January 28, 1929 – Two hundred passengers are shaken up, and forty-two are injured as a Rock Island commuter train crashes through the bumper at the La Salle Street station, the second serious train accident of the week. Four days earlier a passenger died and 39 others were injured when two Chicago and Northwestern passenger trains collided near Lake Street. In the Rock Island crash the vice-president of the railroad blames the cause of the accident on the engineer’s failure to have his train, made up of seven steel coaches, under control as it entered the station. The engineer, J. Boyd, maintains that fog and steam inside the train shed clouded his view and that the wheels of the train slipped on the tracks as he applied the brakes.
Also on this date from an earlier blog entry . . .
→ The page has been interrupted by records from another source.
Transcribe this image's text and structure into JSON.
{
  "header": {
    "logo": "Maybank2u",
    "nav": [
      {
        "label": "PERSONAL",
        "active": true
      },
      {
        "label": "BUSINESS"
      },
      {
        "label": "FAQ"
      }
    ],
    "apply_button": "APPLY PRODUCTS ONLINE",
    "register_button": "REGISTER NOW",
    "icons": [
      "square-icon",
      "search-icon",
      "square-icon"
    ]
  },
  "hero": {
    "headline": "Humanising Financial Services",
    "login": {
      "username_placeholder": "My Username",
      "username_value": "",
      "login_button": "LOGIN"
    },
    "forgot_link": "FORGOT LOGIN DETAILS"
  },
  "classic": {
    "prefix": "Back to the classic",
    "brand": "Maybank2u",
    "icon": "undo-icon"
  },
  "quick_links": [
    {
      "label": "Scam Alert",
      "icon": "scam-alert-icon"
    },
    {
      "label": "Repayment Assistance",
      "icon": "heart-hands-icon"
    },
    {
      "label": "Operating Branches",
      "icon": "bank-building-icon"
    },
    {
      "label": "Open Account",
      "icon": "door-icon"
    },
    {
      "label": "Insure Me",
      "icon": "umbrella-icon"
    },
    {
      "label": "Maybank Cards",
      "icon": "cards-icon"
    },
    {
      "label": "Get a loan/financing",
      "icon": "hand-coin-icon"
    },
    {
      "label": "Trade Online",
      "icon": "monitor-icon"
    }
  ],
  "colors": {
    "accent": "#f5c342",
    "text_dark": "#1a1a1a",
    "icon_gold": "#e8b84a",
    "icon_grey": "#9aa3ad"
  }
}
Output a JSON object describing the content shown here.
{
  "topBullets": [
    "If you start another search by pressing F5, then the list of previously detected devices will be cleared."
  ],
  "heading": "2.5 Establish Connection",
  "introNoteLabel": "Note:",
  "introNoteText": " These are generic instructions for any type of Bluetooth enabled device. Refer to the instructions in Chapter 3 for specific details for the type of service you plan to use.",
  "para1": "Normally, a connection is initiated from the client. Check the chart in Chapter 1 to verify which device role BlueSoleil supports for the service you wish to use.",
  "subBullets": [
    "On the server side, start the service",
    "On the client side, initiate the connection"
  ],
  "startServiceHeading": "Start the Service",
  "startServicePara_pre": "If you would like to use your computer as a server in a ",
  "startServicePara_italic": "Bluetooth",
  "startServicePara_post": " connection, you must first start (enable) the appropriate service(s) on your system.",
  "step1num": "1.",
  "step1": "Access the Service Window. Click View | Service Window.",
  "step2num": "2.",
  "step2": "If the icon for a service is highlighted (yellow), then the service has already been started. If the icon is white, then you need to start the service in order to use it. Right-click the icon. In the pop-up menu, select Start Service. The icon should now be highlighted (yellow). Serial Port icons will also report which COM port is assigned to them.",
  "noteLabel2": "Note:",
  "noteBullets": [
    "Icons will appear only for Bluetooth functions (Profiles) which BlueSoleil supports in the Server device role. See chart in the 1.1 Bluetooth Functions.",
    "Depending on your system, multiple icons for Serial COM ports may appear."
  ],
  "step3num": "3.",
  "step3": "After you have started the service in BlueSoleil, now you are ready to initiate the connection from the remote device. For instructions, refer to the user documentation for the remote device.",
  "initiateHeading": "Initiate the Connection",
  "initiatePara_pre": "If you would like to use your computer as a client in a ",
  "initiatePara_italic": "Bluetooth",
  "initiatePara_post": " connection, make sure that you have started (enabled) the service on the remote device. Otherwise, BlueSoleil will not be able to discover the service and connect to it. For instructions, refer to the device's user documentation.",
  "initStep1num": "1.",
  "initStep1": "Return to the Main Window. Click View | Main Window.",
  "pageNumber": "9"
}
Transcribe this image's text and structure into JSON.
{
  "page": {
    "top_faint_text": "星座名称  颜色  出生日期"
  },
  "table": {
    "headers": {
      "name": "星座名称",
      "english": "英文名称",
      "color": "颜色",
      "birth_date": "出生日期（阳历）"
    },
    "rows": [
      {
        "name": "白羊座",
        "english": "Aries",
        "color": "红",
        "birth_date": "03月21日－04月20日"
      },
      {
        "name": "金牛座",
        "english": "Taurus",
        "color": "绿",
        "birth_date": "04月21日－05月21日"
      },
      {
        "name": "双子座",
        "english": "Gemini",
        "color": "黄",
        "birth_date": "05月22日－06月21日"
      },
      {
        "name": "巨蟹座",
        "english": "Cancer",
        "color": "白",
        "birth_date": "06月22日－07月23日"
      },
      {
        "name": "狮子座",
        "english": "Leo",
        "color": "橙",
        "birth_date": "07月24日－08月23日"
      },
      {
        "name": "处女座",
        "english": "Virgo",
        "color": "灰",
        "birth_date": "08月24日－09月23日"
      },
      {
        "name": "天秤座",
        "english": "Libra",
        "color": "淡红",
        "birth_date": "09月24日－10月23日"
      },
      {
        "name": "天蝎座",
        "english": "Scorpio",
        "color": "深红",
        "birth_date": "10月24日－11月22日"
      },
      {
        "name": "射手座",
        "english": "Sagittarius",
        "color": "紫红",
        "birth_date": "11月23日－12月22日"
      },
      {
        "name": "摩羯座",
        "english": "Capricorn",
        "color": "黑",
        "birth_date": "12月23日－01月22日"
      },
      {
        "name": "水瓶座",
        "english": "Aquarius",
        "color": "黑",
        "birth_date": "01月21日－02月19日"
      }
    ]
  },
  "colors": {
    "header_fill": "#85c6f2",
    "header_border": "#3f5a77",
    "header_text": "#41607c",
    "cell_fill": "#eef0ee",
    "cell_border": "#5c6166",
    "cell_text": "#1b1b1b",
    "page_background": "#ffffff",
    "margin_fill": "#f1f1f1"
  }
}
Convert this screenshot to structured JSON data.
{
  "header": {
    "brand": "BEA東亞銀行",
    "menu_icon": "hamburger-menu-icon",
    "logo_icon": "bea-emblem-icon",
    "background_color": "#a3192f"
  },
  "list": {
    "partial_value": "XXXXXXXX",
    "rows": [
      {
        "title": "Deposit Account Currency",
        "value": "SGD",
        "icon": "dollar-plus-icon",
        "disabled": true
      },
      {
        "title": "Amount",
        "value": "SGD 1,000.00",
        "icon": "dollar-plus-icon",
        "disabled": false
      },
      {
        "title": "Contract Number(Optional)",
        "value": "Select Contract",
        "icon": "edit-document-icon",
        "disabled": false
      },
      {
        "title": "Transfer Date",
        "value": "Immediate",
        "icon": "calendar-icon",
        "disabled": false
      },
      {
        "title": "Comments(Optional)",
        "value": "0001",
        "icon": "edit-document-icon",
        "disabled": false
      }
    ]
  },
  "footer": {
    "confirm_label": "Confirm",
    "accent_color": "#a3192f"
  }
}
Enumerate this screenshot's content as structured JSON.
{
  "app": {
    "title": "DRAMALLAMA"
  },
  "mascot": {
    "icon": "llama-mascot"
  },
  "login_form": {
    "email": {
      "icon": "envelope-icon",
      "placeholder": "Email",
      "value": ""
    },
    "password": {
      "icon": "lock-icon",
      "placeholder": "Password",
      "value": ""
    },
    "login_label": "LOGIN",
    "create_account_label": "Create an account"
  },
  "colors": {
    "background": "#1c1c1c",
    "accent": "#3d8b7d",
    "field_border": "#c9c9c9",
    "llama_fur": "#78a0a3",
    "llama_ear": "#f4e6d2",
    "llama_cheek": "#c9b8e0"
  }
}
January 28, 1901 -- WARNING . . . This one is not for the faint of heart, but it does demonstrate that in the days before O.S.H.A. danger was constantly lurking and peril was always at hand. It happened that Dr. B. L. Reise was administering vaccinations to women at the Young Woman's Christian Association Building on Michigan Avenue. Miss Stella Thomas of Burlington, Iowa, seeing that she would have to wait for some time because of the length of line, headed for her room. There is speculation that the sight of the injections was disquieting to her, and as the elevator approached the fifth floor, Miss Thomas fainted and fell to the floor of the car in such a way that her head extended through the grate of the elevator's door and was caught between the bottom of the elevator car and the lower portion of the fifth floor. Miss Thomas, who had come to Chicago just three weeks earlier to enter the Sherwood Musical College in the Fine Arts Building, died within minutes. The second building from the middle left (next to the mansion on the corner) in the 1901 photo above is the YWCA building where the accident occurred.